The fundamental question in the high performance basket for Sport 2030 is whether its primary focus is international achievement or the provision of a quality workspace for Australia’s best athletes.
Of course the two goals have much in common, but the second option inevitably concedes that no matter how much the nation spends at the top end and how hard our athletes prepare and compete, we simply cannot expect to win every time – or in some sports ever.
Should the Olympic disciplines of handball, greco-roman wrestling and fencing be funded at all from the public purse? We have seen little international success in these and national participation rates are low.
In a team sport like handball it’s much harder to imagine how we might ever get to be point of being competitive. The cost of getting the required number of players up to standard would be enormous.
But in individual sports there’s always a possibility that someone might just rise from the bottom of the high performance pyramid. An open mind would suggest that at this point funding might begin.
It’s a very different question for those sports in which we have traditionally excelled.
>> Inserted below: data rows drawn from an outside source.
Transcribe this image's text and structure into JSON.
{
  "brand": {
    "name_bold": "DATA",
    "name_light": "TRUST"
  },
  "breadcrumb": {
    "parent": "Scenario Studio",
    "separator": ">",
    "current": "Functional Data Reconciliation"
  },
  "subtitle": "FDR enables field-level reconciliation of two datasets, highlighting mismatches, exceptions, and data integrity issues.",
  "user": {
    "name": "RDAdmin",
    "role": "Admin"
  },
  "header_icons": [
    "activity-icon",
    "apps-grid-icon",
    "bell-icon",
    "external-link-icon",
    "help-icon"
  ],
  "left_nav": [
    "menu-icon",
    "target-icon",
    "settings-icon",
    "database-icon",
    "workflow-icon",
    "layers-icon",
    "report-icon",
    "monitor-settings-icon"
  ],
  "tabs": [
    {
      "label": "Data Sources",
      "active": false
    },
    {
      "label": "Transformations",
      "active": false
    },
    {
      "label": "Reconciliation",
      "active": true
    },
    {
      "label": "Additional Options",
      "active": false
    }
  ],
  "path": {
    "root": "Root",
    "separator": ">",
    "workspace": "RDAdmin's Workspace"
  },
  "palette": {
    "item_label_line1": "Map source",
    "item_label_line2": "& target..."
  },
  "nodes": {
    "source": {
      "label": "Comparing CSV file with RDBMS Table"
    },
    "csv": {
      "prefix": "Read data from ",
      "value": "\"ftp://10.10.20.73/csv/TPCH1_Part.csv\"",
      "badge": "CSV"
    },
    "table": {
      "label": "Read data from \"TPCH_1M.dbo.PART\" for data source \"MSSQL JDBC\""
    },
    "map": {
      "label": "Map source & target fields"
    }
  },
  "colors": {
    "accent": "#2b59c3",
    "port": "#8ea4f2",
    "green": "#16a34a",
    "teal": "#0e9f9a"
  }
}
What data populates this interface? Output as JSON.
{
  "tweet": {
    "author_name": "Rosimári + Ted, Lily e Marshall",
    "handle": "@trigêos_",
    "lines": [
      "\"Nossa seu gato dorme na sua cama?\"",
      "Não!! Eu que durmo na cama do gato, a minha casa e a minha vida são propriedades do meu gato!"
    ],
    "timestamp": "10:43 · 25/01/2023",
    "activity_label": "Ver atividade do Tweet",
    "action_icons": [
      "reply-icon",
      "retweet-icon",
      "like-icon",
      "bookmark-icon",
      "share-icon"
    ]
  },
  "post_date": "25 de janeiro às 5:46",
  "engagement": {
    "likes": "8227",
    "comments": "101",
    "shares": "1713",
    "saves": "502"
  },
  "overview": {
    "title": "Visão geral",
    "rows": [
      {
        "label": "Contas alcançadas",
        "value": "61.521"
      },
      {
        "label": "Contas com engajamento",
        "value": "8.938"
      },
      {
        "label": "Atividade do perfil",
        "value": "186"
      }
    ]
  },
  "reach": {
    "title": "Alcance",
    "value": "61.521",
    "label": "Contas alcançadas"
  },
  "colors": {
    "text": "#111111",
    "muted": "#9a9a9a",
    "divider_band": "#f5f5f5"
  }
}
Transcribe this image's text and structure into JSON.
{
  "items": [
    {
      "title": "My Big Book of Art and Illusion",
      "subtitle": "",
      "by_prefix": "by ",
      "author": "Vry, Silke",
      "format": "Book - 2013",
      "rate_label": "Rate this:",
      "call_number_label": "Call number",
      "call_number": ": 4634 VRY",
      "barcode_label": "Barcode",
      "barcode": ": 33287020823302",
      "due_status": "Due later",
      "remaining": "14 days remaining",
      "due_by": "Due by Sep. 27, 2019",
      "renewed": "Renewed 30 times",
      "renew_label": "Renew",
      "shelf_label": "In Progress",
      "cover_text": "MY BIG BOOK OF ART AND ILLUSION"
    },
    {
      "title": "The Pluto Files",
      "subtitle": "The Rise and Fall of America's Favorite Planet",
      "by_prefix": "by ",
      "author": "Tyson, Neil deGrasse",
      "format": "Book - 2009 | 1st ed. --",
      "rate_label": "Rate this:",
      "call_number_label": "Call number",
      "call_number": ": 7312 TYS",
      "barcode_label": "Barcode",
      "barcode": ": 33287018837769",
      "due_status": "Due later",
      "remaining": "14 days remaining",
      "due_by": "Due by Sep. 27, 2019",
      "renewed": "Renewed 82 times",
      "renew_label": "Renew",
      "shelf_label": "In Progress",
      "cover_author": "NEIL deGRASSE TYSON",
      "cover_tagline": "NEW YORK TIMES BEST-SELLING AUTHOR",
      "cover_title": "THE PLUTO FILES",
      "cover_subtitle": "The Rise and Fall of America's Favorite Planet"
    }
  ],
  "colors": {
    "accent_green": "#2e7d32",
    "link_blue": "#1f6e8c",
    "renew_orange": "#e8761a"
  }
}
There’s no better case study than hockey.
Unless the public coffers provide, it is inconceivable that Australia would remain a regularly dominant force in hockey; a couple of national leagues provide a degree of professional life for players, but it’s nothing like basketball or soccer.
The bottom line therefore is that the country must effectively employ the national training squads for men and women. If we don’t, we have no chance of keeping up with nations who do, no matter how naturally talented our boys and girls.
Water polo would be in much the same boat- as are all the para team sports.
For individuals it can be a hybrid system because some athletes will make a decent living and can support themselves. Others will choose to work or study as well because that suits their current or future plans.
And in all cases we have to make sure that we have a steady flow of aspirational talent rising to the top. This means a culture that teaches skills and provides quality training and competition environments as that talent passes through each level.
So what does Sport 2030 envisage as its blueprint for the achievement of sporting excellence?
The one aspect that has drawn the most passionate response is the final steps in the deconstruction of the Australian Institute of Sport.
The likes of marathon hero and former AIS director, Rob de Castella are seething that even the reduced role envisaged under the now-defunct Winning Edge which saw athletes training and living on campus replaced with visits for training camps is coming to an end.
Sport 2030 says that the once-grand AIS is no longer at the cutting edge of sporting excellence.
There’s also a pretty clear message that the government will consider a business case for the redevelopment of the current AIS campus.
Surely the most bizarre quote taken from the Sport 2030 report is this – “the thousands of families and schoolchildren that tour the site every year will be able to see the AIS facility not as the home of high performance sport, but as the home of Australia’s high performance system leadership.”
Kids craning their necks out of buses to see where Sport Australia and the AIS work on their strategic thoughts rather than watching athletes train? Don’t think so.
More positively – there is to be a big emphasis on the promotion and development of a national approach to athlete well-being. It’s nothing new but an increased, serious investment here will make a big difference.
But not sure this fits well with another key goal that expects our sporting champions to be strong positive and engaged role models – meeting that expectation is often what places additional stress on our best.
And one other point worth noting. There’s a call for better use of and access to existing school and community facilities for grassroots sport and up.